Vrishabhavathi River

The Vrishabhavati River is an urban industrial river that flows through the south of the Indian city of Bangalore.[1] The river was once so pristine that the water from it was used for drinking and used by the famous Gali Anjaneya temple.[2] It is one of the tributaries of River Cauvery

Vrishabhavathi River
Location
CountryIndia
StateKarnataka
DistrictBengaluru Urban, Ramanagara
Physical characteristics
SourceBig Bull Temple
 • locationBasavanagudi, Bangalore, India
 • coordinates12°56′34″N 77°34′5″E / 12.94278°N 77.56806°E / 12.94278; 77.56806
 • elevation933 m (3,061 ft)
2nd sourceKadu Malleshwara Temple
 • locationMalleshwaram, Bangalore, India
MouthArkavati River
 • location
Doddamudavadi, Ramanagara, India
 • coordinates
12°35′56″N 77°24′17″E / 12.59877°N 77.40477°E / 12.59877; 77.40477Coordinates: 12°35′56″N 77°24′17″E / 12.59877°N 77.40477°E / 12.59877; 77.40477
 • elevation
638 m (2,093 ft)
Length52 km (32 mi)approx.
Basin size360.62 km2 (139.24 sq mi)
Basin features
Tributaries 
 • rightPaschimavahini

An inscription on the 17th century Nandi in Bangalore mentions the place as the source of a river. Vrishabhavathi, (Vrishaba, Bull) , it is claimed, flows underground for a while before emerging as a proper rivulet. That flow now, hardly resembles living waters[3]

Current StateEdit

URBAN INDUSTRIAL RIVER – VRISHABHAVATI[4]Edit

Bengaluru’s lakes, rivers and storm water drains are open sewers for a toxic wastewater mix of human waste, industrial effluents and disintegrating solid waste including plastic. Vrishabhavati river originating in the suburbs of Yeshwanthpura, runs through the south-western parts of Bengaluru and Ramanagara district for about 69 kms before joining Arkavathy near Kanakapura town, is no different.

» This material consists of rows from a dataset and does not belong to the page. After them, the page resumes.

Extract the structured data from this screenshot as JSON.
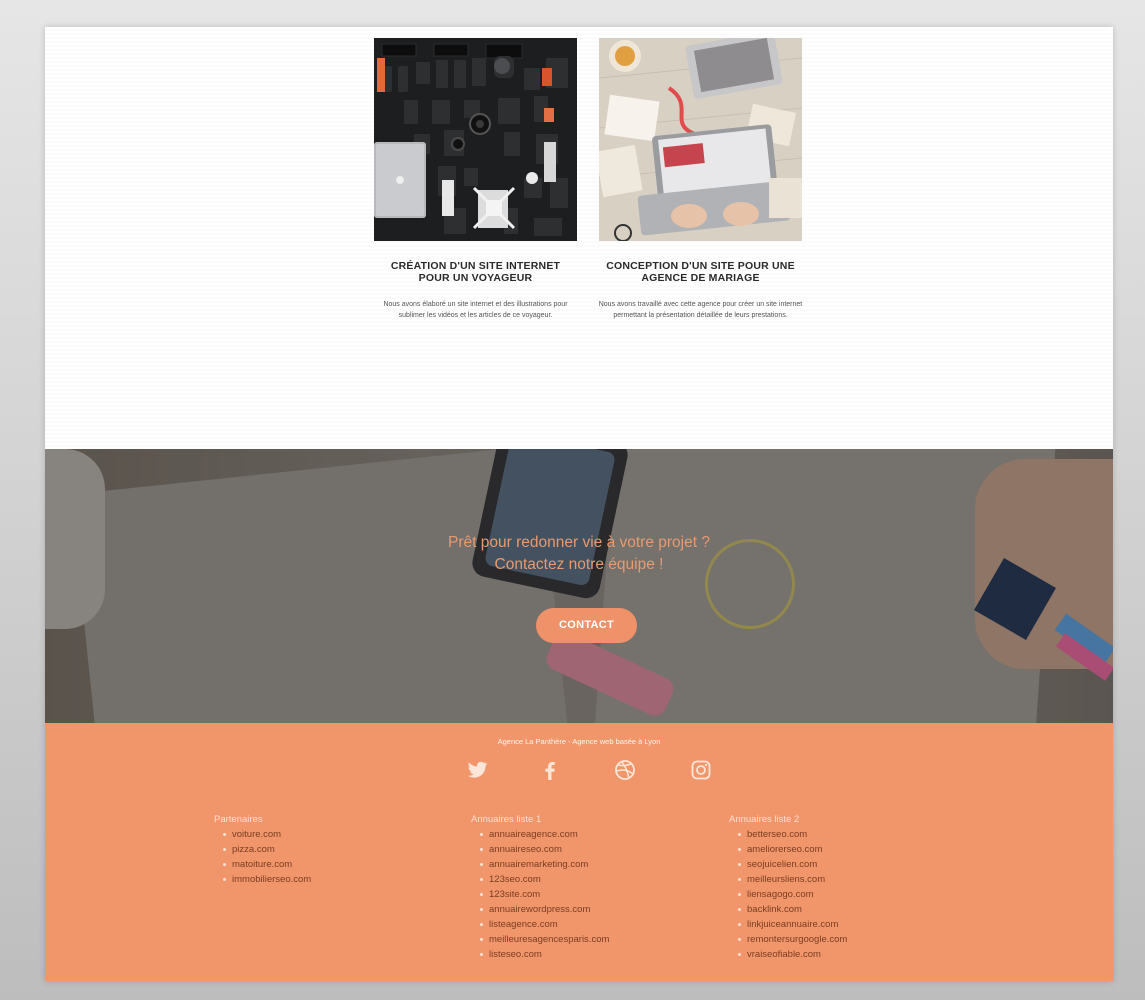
{
  "portfolio": {
    "cards": [
      {
        "title": "CRÉATION D'UN SITE INTERNET POUR UN VOYAGEUR",
        "text": "Nous avons élaboré un site internet et des illustrations pour sublimer les vidéos et les articles de ce voyageur.",
        "image": "camera-gear-flatlay"
      },
      {
        "title": "CONCEPTION D'UN SITE POUR UNE AGENCE DE MARIAGE",
        "text": "Nous avons travaillé avec cette agence pour créer un site internet permettant la présentation détaillée de leurs prestations.",
        "image": "laptop-desk-flatlay"
      }
    ]
  },
  "cta": {
    "line1": "Prêt pour redonner vie à votre projet ?",
    "line2": "Contactez notre équipe !",
    "button": "CONTACT",
    "accent": "#ef9169"
  },
  "footer": {
    "agency": "Agence La Panthère - Agence web basée à Lyon",
    "social": [
      "twitter-icon",
      "facebook-icon",
      "dribbble-icon",
      "instagram-icon"
    ],
    "background": "#f1956a",
    "columns": [
      {
        "heading": "Partenaires",
        "links": [
          "voiture.com",
          "pizza.com",
          "matoiture.com",
          "immobilierseo.com"
        ]
      },
      {
        "heading": "Annuaires liste 1",
        "links": [
          "annuaireagence.com",
          "annuaireseo.com",
          "annuairemarketing.com",
          "123seo.com",
          "123site.com",
          "annuairewordpress.com",
          "listeagence.com",
          "meilleuresagencesparis.com",
          "listeseo.com"
        ]
      },
      {
        "heading": "Annuaires liste 2",
        "links": [
          "betterseo.com",
          "ameliorerseo.com",
          "seojuicelien.com",
          "meilleursliens.com",
          "liensagogo.com",
          "backlink.com",
          "linkjuiceannuaire.com",
          "remontersurgoogle.com",
          "vraiseofiable.com"
        ]
      }
    ]
  }
}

With a catchment area of 170 sq-km , the minor river carries toxic wastewater of 1/3 of Bengaluru which is approx. 500 MLD. The river is flanked on both sides with huge industrial areas – Peenya Industrial Area , Yeshwanthpura Industrial Area, Kumbalgodu Industrial Area, Bidadi Industrial Area and Harohalli Industrial area. This egregiously polluted Urban-Industrial River feeds into critically polluted major river Arkavathi which joins Cauvery river near Mekedatu (A few kms downstream of Sangama)

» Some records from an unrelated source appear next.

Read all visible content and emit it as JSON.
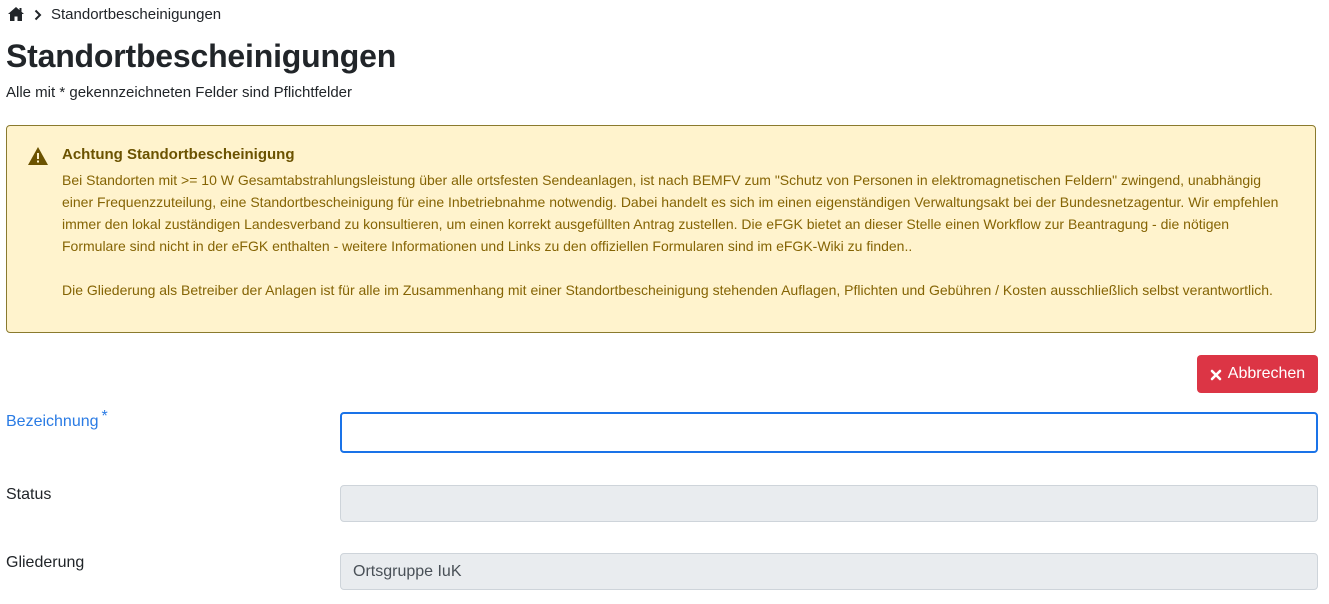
{
  "breadcrumb": {
    "home_icon": "home-icon",
    "separator_icon": "chevron-right-icon",
    "current": "Standortbescheinigungen"
  },
  "page": {
    "title": "Standortbescheinigungen",
    "subtitle": "Alle mit * gekennzeichneten Felder sind Pflichtfelder"
  },
  "alert": {
    "icon": "warning-triangle-icon",
    "title": "Achtung Standortbescheinigung",
    "paragraph1": "Bei Standorten mit >= 10 W Gesamtabstrahlungsleistung über alle ortsfesten Sendeanlagen, ist nach BEMFV zum \"Schutz von Personen in elektromagnetischen Feldern\" zwingend, unabhängig einer Frequenzzuteilung, eine Standortbescheinigung für eine Inbetriebnahme notwendig. Dabei handelt es sich im einen eigenständigen Verwaltungsakt bei der Bundesnetzagentur. Wir empfehlen immer den lokal zuständigen Landesverband zu konsultieren, um einen korrekt ausgefüllten Antrag zustellen. Die eFGK bietet an dieser Stelle einen Workflow zur Beantragung - die nötigen Formulare sind nicht in der eFGK enthalten - weitere Informationen und Links zu den offiziellen Formularen sind im eFGK-Wiki zu finden..",
    "paragraph2": "Die Gliederung als Betreiber der Anlagen ist für alle im Zusammenhang mit einer Standortbescheinigung stehenden Auflagen, Pflichten und Gebühren / Kosten ausschließlich selbst verantwortlich.",
    "colors": {
      "background": "#fff3cd",
      "text": "#856404",
      "border": "#8a7a2e"
    }
  },
  "actions": {
    "cancel_label": "Abbrechen",
    "cancel_icon": "close-icon",
    "cancel_color": "#dc3545"
  },
  "form": {
    "bezeichnung": {
      "label": "Bezeichnung",
      "required_mark": "*",
      "value": ""
    },
    "status": {
      "label": "Status",
      "value": ""
    },
    "gliederung": {
      "label": "Gliederung",
      "value": "Ortsgruppe IuK"
    }
  }
}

Downstream of the industrial areas is the Byramangala Tank which was constructed across Vrishabhavati river in 1942 for irrigation and lies 15kms south of Bengaluru.  Up until 1970 the water from the tank was used for drinking in addition to irrigation, with a command area of approx. 5000 acres. The government was collecting irrigation water cess up until year 2000, after which it stopped owing to the polluted state of the tank. The plight of the farmers over the past 20 years has been increasing day by day with more and more toxic pollutants released into the river. Posing it as a solution to the farmers woes, the minor irrigation department has initiated the Vrishabhavati Diversion Project at Byramanagala lake by building a concrete diversion channel to push the polluted waters downstream. Bangalore Environment Trust filed a PIL along with the farmers in the command area and got a stay order for this diversion project [5][6][7]

ReferencesEdit

  1. ^ "Vrishabhavati - Industrial River Map".
  2. ^ Bharadwaj, Arun (20 June 2016). Seen & Unseen Bangalore. pp. 394–. ISBN 9789386073181.
  3. ^ "LivingRiversDyingRivers" (PDF).
  4. ^ Bangalore Environment Trust. "Water and Air Archives -". Retrieved 18 March 2021.
  5. ^ Sandrp (24 August 2019). "Brewing Farmer Crisis in heavily polluted, frothing Byramangala Tank Region". SANDRP. Retrieved 18 March 2021.
  6. ^ Bangalore Environment Trust. "PIL: BYRAMANGALA DIVERSION PROJECT -". Retrieved 18 March 2021.
  7. ^ Nov 25, TNN / Updated; 2020; Ist, 06:24. "Bengaluru: Rs 110 crore Vrishabhavathi-diversion project stayed | Bengaluru News - Times of India". The Times of India. Retrieved 18 March 2021.CS1 maint: numeric names: authors list (link)